#### Data records
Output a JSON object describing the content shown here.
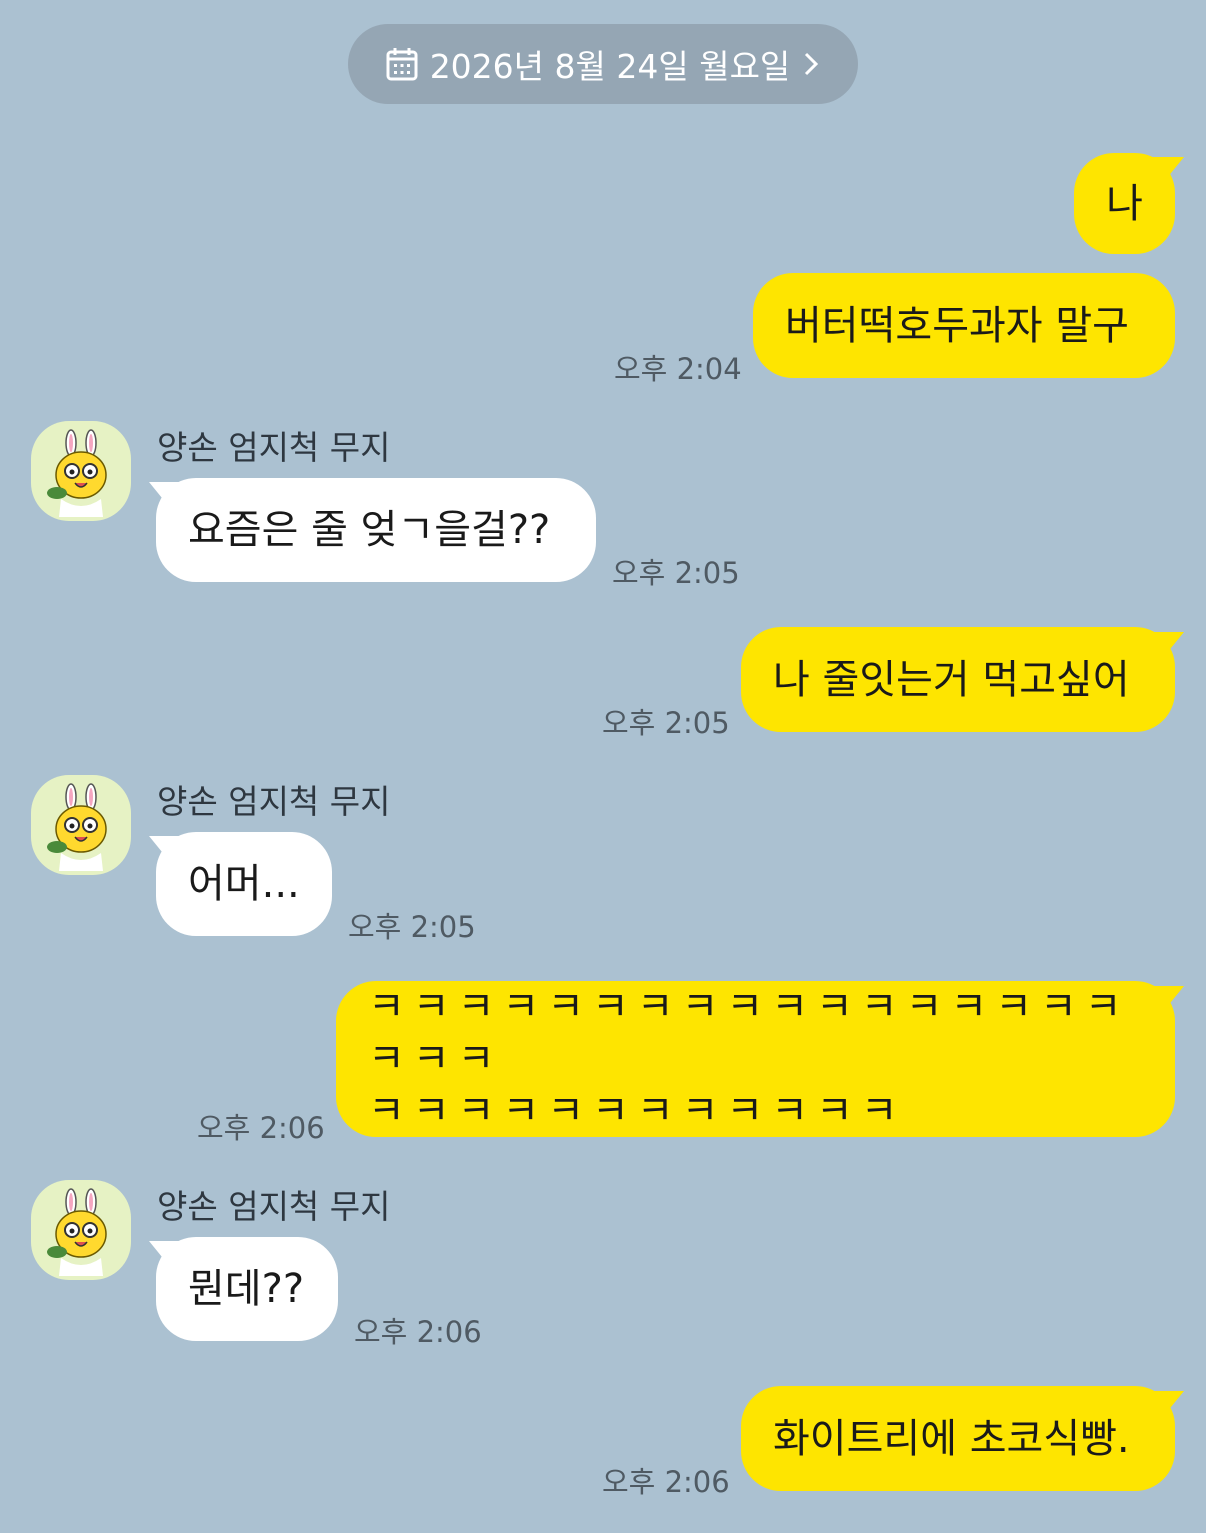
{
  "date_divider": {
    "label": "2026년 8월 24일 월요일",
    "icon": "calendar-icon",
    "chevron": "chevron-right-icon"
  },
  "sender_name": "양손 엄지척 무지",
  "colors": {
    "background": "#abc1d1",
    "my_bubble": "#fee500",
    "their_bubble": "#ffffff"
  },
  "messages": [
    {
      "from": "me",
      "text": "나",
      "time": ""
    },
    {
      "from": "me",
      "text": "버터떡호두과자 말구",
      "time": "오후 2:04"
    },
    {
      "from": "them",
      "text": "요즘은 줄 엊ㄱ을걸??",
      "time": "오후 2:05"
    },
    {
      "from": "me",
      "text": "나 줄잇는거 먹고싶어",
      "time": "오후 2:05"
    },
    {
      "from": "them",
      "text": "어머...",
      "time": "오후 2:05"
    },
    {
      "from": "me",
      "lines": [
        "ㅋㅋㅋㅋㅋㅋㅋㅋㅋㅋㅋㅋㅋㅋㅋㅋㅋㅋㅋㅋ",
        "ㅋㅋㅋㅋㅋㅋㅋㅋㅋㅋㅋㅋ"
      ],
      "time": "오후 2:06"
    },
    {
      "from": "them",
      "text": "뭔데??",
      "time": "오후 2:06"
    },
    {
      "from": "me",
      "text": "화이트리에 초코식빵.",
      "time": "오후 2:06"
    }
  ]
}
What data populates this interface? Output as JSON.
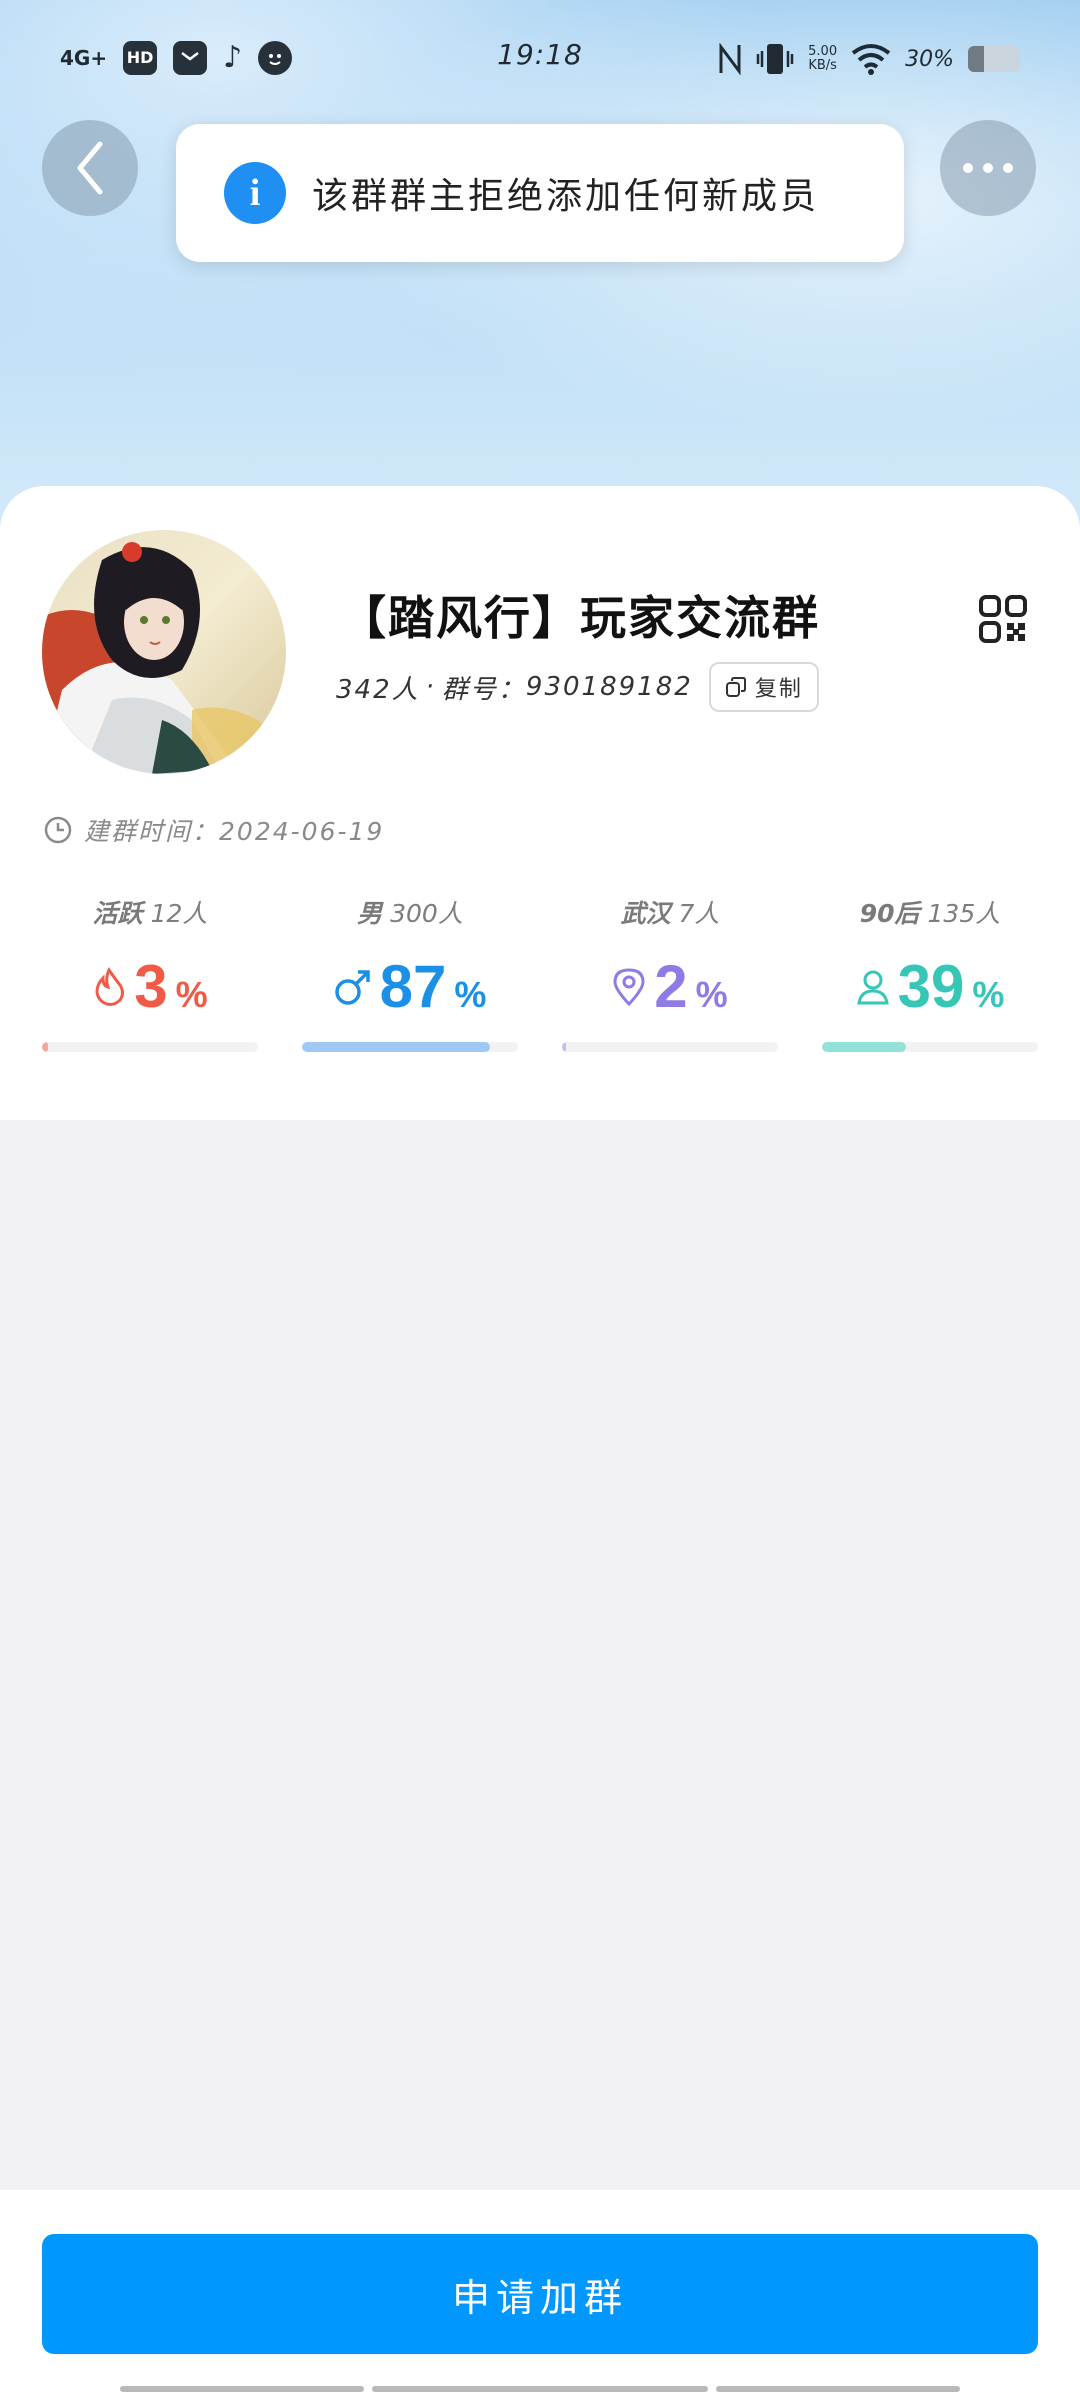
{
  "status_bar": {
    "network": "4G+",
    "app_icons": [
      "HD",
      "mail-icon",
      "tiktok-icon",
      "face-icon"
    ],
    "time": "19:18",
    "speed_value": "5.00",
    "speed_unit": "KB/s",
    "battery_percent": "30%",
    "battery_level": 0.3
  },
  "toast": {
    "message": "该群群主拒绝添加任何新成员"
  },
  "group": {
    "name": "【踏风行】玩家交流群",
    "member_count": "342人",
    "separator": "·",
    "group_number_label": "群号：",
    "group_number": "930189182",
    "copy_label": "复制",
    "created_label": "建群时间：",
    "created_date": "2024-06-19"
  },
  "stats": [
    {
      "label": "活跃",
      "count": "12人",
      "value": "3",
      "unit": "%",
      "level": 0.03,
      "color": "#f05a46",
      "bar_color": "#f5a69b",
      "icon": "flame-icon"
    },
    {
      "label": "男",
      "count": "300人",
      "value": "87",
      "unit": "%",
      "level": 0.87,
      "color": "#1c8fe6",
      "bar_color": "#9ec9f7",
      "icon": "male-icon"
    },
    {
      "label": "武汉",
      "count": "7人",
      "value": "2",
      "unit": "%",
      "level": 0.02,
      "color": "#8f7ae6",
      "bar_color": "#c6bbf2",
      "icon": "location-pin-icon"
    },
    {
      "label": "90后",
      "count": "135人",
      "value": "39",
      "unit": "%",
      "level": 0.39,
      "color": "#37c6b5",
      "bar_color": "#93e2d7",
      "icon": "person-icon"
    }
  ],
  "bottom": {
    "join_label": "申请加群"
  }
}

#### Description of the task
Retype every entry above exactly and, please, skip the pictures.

#### Response to this exercise
Output a JSON object describing the content shown here.
{
  "date_divider": {
    "label": "2026년 8월 24일 월요일",
    "icon": "calendar-icon",
    "chevron": "chevron-right-icon"
  },
  "sender_name": "양손 엄지척 무지",
  "colors": {
    "background": "#abc1d1",
    "my_bubble": "#fee500",
    "their_bubble": "#ffffff"
  },
  "messages": [
    {
      "from": "me",
      "text": "나",
      "time": ""
    },
    {
      "from": "me",
      "text": "버터떡호두과자 말구",
      "time": "오후 2:04"
    },
    {
      "from": "them",
      "text": "요즘은 줄 엊ㄱ을걸??",
      "time": "오후 2:05"
    },
    {
      "from": "me",
      "text": "나 줄잇는거 먹고싶어",
      "time": "오후 2:05"
    },
    {
      "from": "them",
      "text": "어머...",
      "time": "오후 2:05"
    },
    {
      "from": "me",
      "lines": [
        "ㅋㅋㅋㅋㅋㅋㅋㅋㅋㅋㅋㅋㅋㅋㅋㅋㅋㅋㅋㅋ",
        "ㅋㅋㅋㅋㅋㅋㅋㅋㅋㅋㅋㅋ"
      ],
      "time": "오후 2:06"
    },
    {
      "from": "them",
      "text": "뭔데??",
      "time": "오후 2:06"
    },
    {
      "from": "me",
      "text": "화이트리에 초코식빵.",
      "time": "오후 2:06"
    }
  ]
}
What data populates this interface? Output as JSON.
{
  "status_bar": {
    "network": "4G+",
    "app_icons": [
      "HD",
      "mail-icon",
      "tiktok-icon",
      "face-icon"
    ],
    "time": "19:18",
    "speed_value": "5.00",
    "speed_unit": "KB/s",
    "battery_percent": "30%",
    "battery_level": 0.3
  },
  "toast": {
    "message": "该群群主拒绝添加任何新成员"
  },
  "group": {
    "name": "【踏风行】玩家交流群",
    "member_count": "342人",
    "separator": "·",
    "group_number_label": "群号：",
    "group_number": "930189182",
    "copy_label": "复制",
    "created_label": "建群时间：",
    "created_date": "2024-06-19"
  },
  "stats": [
    {
      "label": "活跃",
      "count": "12人",
      "value": "3",
      "unit": "%",
      "level": 0.03,
      "color": "#f05a46",
      "bar_color": "#f5a69b",
      "icon": "flame-icon"
    },
    {
      "label": "男",
      "count": "300人",
      "value": "87",
      "unit": "%",
      "level": 0.87,
      "color": "#1c8fe6",
      "bar_color": "#9ec9f7",
      "icon": "male-icon"
    },
    {
      "label": "武汉",
      "count": "7人",
      "value": "2",
      "unit": "%",
      "level": 0.02,
      "color": "#8f7ae6",
      "bar_color": "#c6bbf2",
      "icon": "location-pin-icon"
    },
    {
      "label": "90后",
      "count": "135人",
      "value": "39",
      "unit": "%",
      "level": 0.39,
      "color": "#37c6b5",
      "bar_color": "#93e2d7",
      "icon": "person-icon"
    }
  ],
  "bottom": {
    "join_label": "申请加群"
  }
}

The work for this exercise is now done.